Nay & Friedenberg attorneys provide guidance on many legal matters, including:
- Planning for the distribution of money and possessions to heirs
- Planning for possible incapacity or long-term care needs
- Providing for a family member with disabilities
- Advising and assisting executors and trustees
To learn more about our services, click on the topics listed at right.
If I can’t make legal, financial or healthcare decisions for myself, how can I be sure my wishes are carried out?
Powers of attorney for finances and advance directives for health care are simple and effective tools used by estate planners to ensure that the most appropriate person will have the authority to handle financial and health care decision making in the event of incapacity. In some cases, particularly if there is real estate such as a home, a trust is a better tool for financial management. Planning for incapacity is important to avoid the court process of guardianship and conservatorship.
How can I make sure my wealth and possessions end up in the right hands when I’m gone?
Both trusts and wills provide instructions for distribution of property upon death. These must be coordinated with assets that name beneficiaries such as pension assets and life insurance. Properly drafted and funded trusts have the added benefit of avoiding probate.
My spouse is disabled and needs more care than I can give. Will we lose everything to pay for care or are there options?
While most long term care is paid privately, if finances are a problem it is important to look at Medicaid and Veterans options. These programs have complicated eligibility rules but generally allow a healthy spouse to keep some assets and income. With the right planning, no healthy spouse will lose everything.
My child is disabled. How can I provide for his future?
Specialized estate planning involving “special needs trusts” is usually advisable to plan for disabled children and grandchildren. These trusts allow disabled family members to remain eligible for medical coverage while having funds available to provide for special needs such as therapy, nutritional supplements, quality of life hobbies, trips and companionship.
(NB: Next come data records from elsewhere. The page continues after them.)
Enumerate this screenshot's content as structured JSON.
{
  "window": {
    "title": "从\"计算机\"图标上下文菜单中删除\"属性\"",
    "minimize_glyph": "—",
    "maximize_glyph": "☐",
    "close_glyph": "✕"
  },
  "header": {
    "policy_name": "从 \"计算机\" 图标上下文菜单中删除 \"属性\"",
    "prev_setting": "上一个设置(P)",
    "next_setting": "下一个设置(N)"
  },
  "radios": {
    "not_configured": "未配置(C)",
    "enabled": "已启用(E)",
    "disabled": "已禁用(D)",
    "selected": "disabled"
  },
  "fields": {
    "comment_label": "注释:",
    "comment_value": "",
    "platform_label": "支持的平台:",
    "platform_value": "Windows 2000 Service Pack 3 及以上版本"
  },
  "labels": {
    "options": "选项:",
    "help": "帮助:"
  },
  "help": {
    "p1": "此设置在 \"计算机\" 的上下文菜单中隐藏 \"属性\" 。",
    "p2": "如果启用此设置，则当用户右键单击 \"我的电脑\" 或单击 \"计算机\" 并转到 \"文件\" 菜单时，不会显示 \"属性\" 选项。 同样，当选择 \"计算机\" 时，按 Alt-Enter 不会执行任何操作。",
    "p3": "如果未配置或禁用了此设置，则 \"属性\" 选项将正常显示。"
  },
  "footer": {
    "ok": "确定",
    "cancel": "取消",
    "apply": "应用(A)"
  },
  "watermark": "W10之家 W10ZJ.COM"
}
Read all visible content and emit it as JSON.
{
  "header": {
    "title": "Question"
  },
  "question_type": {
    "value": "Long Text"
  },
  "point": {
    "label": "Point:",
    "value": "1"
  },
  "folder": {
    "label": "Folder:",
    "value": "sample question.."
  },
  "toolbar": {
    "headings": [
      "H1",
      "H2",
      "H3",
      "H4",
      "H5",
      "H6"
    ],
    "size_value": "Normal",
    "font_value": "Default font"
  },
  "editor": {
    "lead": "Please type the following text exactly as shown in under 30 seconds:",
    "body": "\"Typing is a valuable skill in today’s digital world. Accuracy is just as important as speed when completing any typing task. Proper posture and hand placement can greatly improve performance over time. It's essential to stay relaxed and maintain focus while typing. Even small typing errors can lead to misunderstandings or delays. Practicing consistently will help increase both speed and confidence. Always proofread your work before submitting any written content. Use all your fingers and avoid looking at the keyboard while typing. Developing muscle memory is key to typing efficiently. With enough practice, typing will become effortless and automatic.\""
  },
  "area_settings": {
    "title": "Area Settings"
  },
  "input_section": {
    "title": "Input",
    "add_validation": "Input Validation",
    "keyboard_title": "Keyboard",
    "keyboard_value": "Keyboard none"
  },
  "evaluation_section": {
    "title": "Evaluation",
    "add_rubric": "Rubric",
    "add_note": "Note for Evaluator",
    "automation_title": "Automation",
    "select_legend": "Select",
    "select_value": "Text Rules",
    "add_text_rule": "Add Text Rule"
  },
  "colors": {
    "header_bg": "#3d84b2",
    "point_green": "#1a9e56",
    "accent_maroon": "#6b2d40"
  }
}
My parents are aging. What should I know to help them when they need me?
You will be better able to help your parents if your parents plan for their future by preparing powers of attorney, advance directives for health care and a will or trust depending on their situation. You can also help your parents understand that advanced planning can mean the difference between losing everything, paying for the cost of long term care, providing for a spouse or children, paying or saving taxes and incurring or avoiding court costs.
My mother just passed away. What do I do now?
Settling an estate begins with putting together a list of assets and liabilities. The specific tasks will depend on many factors; form of ownership, value, named beneficiary or tax status. A lawyer familiar with settling estates will advise you of the most effective process to bring the decedent’s financial life to a close and can assist in the transfer of assets to beneficiaries. In an initial meeting with a probate attorney, a comprehensive review of the decedent’s estate will take place to determine whether the probate process is required or if there may be a less expensive alternative.
Do I have to be wealthy to benefit from a living trust?
Middle class people probably have more to gain by using a revocable living trust than wealthy people do. Even estates of modest value must go through probate without proper planning. The costs of probate can reduce significantly the estate’s value. In addition to avoiding probate, if there is an event of incapacity, a trust can save on the significant cost of a conservatorship.